If you find yourself not getting a healthy selection of weapons from drops, check out a weapon vendor. While such vendors can be found sparingly out in the world, it is likely the easiest to seek one out in your race’s capital city. The entrance to every race’s capital city is usually a portal right behind where you spawned from the tutorial. The main entrance is only meaningful for your first trip there, as every time after that you can simply teleport to a Waypoint inside from anywhere.

The weapon vendor will be a marked as a (tiny) icon with a sword:

Harder to find in some capitals than others.

The significance of these vendors is that you can buy every weapon type from them. While the weapons themselves are of low-quality, and expensive for low-level characters anyway, the point is that it is entirely possible to never run across, say, a pair of pistols on your Thief or a Longbow for your Ranger. Not only can you miss the opportunity to level up those weapon skills until you manage to get a random drop, but some classes are worlds more fun with certain weapons – you have not played a Guardian until you played a Guardian with a Broadsword, or an Elementalist with dual-daggers. So if you find yourself creeping up on 2 whole silver pieces and have not unlocked the majority of your weapon skills, I suggest making a shopping trip in town.

By the way, if you happen across an NPC (or object) in town with a golden boot above their head, talk to him/her/it. You will receive a ~5 minute speed boost to make your shopping/exploring trip that much easier.

Improving Globe Trotting

The last Quickstart tip I have is to help you move about the world. Did you roll a Norn and want to quest with your Sylvari friend? Or maybe you just want to check out the Charr area? It is easier than it looks.

  1. Press H, to bring up the Hero menu.
  2. Click on the PvP tab, along the bottom left.
  3. Click “Enter the Mists.”
  4. If this is your first time here, go ahead and do these tutorial Hearts.
  5. This next area is the “lobby” for PvP. Feel free to check out your level 80 abilities.
  6. Otherwise, run into the gate your should be facing. It should say “Lion’s Arch” when near.
  7. In this next area, press M for your map. It should look like this:

…almost there…

  1. Run North across the bridge, the hook around to the West.
  2. One portal for each starting zone.
  3. Pro tip: you can tell which starting zone a gate belongs to by the race of its guards.
  4. Go through one of them, grab the nearby Waypoint, then find your friend.

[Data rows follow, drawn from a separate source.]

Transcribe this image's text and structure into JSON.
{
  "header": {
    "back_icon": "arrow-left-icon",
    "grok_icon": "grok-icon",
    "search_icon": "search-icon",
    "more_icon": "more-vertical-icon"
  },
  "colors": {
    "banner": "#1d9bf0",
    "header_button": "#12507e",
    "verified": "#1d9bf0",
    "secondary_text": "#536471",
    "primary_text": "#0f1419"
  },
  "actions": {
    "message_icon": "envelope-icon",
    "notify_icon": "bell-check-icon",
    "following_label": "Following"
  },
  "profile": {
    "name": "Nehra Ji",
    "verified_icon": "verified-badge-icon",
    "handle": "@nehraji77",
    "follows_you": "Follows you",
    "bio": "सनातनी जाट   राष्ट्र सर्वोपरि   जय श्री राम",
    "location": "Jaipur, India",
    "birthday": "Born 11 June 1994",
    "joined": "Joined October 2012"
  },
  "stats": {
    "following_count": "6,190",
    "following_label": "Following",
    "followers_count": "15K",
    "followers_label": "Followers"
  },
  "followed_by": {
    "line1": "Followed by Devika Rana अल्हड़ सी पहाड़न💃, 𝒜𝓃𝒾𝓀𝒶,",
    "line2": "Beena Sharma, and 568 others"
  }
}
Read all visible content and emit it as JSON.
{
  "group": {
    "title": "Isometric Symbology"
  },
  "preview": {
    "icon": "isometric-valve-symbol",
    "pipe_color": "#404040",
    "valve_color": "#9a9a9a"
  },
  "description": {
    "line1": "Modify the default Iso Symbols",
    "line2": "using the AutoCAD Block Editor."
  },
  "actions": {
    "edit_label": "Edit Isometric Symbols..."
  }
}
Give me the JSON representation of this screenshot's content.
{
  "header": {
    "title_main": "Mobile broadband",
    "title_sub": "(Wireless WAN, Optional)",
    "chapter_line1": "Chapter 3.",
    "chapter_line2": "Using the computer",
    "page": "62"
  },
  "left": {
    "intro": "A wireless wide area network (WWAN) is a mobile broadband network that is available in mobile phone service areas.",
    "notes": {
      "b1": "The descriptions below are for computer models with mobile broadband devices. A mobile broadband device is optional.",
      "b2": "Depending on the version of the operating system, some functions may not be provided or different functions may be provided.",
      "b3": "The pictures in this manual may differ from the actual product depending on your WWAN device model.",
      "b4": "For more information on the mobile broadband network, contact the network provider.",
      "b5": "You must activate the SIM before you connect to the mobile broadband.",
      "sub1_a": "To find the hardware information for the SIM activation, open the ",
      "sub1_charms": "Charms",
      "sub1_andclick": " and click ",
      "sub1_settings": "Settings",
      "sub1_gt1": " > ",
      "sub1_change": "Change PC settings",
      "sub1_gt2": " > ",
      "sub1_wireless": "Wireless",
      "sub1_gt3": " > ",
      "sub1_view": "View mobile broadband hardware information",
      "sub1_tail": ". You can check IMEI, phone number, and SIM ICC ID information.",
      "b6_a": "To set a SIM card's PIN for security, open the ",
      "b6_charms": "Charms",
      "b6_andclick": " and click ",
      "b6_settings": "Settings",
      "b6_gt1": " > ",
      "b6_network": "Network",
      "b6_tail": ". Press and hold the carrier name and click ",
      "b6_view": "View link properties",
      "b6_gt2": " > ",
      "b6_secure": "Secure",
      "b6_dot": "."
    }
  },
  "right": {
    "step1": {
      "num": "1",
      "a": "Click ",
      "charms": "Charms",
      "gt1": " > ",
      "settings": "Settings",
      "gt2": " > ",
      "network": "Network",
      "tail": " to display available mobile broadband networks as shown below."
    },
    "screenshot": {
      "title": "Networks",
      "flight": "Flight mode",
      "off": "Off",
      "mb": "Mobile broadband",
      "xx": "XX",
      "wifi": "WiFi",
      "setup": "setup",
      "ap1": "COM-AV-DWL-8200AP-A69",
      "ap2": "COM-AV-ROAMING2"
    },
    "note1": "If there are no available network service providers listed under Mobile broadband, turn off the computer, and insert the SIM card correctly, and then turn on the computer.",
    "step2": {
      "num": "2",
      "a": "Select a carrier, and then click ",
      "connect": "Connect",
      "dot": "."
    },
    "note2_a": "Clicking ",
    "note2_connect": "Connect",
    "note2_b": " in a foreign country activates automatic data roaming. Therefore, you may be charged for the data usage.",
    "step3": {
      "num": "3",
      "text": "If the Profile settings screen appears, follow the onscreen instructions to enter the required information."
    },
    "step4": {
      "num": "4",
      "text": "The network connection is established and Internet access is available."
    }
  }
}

The good news is that there is a Waypoint right at the cluster of portals, meaning you won’t have to the do the PvP portaling trick again. On the other hand, traveling to a Waypoint clear across the world is fairly pricey for a low-level toon (something like 50+ copper for a level 8) so you may want to save those pennies by taking the “long way.”

As you might surmise, each capital will have a portal that leads straight to that Lion’s Arch cluster of portals. If you know your way around your own capital good enough to figure out where it is, feel free to cut out the PvP zone detour. The benefit of the above outlined path is that it is easier to tell someone to click a button and head North than it likely is shepherding them around the utterly massive capitals.


And that, my friends, is that. Crafting is a bit beyond the scope of a Quickstart Guide, and I am not entirely sure how useful a Renown Heart/Dynamic Event rundown would be in comparison to just running around doing it. In any case, hopefully this post was useful in some way, either to yourself or as something to point a friend towards.

Now if you will excuse me, I’m still trying to figure out which character will be my main.